→ **SUPPLIED ENTRIES**
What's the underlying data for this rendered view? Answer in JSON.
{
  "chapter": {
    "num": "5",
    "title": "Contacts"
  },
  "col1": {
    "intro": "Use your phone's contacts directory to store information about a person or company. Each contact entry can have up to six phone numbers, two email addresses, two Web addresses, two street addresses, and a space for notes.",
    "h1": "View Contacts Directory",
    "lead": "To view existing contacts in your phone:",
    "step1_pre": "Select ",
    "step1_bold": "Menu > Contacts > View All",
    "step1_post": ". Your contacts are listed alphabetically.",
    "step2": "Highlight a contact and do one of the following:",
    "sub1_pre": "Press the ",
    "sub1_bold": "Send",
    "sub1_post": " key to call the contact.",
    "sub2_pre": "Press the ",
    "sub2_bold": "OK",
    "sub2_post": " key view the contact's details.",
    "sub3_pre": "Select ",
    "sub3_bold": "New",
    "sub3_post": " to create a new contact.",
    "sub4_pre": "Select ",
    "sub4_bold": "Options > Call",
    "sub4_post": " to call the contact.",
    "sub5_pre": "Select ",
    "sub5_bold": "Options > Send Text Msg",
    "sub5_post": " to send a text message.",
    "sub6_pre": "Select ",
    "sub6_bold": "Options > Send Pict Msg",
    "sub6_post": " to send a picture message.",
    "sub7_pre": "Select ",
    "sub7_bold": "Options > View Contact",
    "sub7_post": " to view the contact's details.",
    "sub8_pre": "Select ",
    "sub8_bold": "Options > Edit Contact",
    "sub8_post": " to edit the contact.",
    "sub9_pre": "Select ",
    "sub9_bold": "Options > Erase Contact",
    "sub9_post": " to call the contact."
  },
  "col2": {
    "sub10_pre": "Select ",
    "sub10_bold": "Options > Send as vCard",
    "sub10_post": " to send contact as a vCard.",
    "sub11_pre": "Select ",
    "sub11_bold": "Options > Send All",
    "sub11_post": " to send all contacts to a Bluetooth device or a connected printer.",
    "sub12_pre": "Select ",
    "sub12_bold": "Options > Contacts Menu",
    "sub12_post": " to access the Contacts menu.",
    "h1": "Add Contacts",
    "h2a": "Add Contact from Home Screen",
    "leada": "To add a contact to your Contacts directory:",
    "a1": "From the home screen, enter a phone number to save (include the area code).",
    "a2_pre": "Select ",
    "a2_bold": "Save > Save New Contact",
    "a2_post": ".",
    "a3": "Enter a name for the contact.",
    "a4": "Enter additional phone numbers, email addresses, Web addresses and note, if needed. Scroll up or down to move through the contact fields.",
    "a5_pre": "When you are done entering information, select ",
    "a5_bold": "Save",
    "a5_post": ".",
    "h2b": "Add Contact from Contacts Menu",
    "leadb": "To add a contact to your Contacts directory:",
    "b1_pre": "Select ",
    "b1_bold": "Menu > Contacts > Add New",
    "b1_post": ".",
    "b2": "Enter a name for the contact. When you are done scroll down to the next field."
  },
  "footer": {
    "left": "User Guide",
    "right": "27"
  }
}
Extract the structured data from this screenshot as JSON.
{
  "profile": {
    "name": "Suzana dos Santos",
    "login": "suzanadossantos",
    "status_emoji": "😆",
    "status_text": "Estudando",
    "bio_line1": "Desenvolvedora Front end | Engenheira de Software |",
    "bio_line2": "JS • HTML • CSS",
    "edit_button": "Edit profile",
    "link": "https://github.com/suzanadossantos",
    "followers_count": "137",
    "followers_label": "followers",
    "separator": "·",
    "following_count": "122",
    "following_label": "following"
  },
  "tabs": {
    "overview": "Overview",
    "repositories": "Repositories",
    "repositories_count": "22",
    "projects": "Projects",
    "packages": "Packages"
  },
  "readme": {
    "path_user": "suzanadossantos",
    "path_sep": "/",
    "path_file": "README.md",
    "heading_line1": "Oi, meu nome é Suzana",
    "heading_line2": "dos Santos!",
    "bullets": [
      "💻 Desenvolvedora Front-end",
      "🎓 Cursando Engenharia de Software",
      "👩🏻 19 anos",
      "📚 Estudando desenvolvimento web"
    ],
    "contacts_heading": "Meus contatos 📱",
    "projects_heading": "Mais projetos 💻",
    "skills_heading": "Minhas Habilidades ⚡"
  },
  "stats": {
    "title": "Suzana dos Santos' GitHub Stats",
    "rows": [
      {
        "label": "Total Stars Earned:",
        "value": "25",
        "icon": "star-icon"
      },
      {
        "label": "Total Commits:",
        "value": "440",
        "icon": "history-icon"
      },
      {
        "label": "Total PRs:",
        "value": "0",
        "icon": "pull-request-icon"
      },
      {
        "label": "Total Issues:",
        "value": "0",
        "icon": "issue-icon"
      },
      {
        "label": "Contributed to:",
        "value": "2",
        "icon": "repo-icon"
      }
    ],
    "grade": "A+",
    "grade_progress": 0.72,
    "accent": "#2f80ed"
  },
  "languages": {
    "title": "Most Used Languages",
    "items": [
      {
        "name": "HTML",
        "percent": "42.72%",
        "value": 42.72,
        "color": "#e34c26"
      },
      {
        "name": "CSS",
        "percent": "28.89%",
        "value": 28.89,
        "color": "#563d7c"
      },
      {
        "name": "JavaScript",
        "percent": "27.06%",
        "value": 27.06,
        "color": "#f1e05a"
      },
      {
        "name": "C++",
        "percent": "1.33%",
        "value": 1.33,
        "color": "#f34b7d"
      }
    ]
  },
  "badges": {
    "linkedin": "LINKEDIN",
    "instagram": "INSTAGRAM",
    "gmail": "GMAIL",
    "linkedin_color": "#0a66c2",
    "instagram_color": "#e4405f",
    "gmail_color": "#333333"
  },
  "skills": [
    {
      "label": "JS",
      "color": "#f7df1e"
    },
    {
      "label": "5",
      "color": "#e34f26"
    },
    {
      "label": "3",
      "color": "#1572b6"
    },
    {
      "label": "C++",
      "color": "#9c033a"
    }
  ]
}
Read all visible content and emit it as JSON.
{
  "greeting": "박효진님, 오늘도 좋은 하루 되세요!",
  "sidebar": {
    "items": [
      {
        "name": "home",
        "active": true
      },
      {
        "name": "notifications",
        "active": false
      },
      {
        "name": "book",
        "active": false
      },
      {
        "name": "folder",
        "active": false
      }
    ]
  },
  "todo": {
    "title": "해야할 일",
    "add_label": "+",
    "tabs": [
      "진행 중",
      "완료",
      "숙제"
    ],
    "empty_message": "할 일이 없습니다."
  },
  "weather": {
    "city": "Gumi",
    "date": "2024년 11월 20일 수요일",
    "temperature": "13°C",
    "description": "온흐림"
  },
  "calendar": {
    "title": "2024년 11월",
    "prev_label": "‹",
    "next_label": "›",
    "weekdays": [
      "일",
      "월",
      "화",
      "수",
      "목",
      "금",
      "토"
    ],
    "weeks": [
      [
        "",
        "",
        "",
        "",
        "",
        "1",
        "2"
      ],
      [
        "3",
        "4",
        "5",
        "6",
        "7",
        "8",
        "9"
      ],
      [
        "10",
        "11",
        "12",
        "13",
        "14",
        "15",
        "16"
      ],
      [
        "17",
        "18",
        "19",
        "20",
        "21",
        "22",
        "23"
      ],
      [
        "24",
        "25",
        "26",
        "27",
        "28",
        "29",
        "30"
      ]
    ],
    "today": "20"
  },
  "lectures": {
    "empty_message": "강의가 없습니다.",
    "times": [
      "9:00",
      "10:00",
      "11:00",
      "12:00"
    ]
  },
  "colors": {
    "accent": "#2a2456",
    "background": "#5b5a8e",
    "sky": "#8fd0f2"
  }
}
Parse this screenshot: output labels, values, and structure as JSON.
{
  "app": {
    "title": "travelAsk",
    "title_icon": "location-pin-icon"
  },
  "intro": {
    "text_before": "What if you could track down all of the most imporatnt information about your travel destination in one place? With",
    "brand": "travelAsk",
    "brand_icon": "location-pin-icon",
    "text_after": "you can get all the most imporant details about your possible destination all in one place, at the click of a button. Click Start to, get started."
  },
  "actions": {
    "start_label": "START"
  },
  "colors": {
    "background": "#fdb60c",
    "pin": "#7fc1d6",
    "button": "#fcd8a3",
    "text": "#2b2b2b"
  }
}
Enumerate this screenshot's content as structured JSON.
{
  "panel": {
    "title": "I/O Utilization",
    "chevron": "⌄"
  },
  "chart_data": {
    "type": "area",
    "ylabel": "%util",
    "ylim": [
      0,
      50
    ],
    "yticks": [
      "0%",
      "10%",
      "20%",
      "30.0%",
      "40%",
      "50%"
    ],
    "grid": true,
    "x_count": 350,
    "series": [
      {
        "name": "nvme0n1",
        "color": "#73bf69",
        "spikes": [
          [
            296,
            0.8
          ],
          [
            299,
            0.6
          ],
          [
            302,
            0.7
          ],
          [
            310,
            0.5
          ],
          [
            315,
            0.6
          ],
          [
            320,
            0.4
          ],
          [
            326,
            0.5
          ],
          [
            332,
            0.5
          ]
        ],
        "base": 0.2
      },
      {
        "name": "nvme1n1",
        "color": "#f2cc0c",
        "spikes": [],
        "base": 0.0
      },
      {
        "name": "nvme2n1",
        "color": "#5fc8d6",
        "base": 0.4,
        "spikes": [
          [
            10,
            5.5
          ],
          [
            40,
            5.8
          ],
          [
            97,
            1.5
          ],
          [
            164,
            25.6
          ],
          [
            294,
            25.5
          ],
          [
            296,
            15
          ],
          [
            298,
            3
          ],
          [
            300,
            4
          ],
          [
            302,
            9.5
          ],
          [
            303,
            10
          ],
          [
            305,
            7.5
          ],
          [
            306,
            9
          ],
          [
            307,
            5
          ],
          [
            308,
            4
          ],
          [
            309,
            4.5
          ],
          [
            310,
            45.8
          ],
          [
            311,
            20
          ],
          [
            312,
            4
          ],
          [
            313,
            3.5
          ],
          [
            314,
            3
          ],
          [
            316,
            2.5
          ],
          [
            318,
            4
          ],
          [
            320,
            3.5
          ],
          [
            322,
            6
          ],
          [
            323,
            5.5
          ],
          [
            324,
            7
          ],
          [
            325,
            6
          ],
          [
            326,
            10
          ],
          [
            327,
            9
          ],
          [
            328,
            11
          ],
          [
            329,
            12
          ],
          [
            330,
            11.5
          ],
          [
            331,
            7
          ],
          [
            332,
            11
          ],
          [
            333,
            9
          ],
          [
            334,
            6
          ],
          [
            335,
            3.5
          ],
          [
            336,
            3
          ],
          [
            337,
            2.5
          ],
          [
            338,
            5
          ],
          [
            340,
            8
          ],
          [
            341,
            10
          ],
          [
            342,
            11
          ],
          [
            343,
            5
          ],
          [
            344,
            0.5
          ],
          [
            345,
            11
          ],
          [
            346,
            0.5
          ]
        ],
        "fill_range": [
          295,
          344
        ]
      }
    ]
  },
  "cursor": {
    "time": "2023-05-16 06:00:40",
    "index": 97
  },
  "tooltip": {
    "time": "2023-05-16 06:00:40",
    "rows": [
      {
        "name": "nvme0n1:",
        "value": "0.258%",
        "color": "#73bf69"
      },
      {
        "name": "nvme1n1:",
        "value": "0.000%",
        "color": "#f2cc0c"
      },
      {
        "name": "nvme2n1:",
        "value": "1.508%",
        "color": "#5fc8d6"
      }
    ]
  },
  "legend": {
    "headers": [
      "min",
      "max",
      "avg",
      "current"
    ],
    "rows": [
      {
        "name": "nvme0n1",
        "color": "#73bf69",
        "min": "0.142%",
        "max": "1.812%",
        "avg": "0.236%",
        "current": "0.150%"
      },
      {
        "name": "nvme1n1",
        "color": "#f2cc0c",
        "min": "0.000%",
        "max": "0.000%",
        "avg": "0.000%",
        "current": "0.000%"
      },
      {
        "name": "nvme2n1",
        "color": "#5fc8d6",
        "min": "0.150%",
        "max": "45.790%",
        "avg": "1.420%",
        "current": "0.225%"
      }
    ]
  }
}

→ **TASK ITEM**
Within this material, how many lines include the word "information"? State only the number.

→ **SOLUTION TO THIS TASK**
3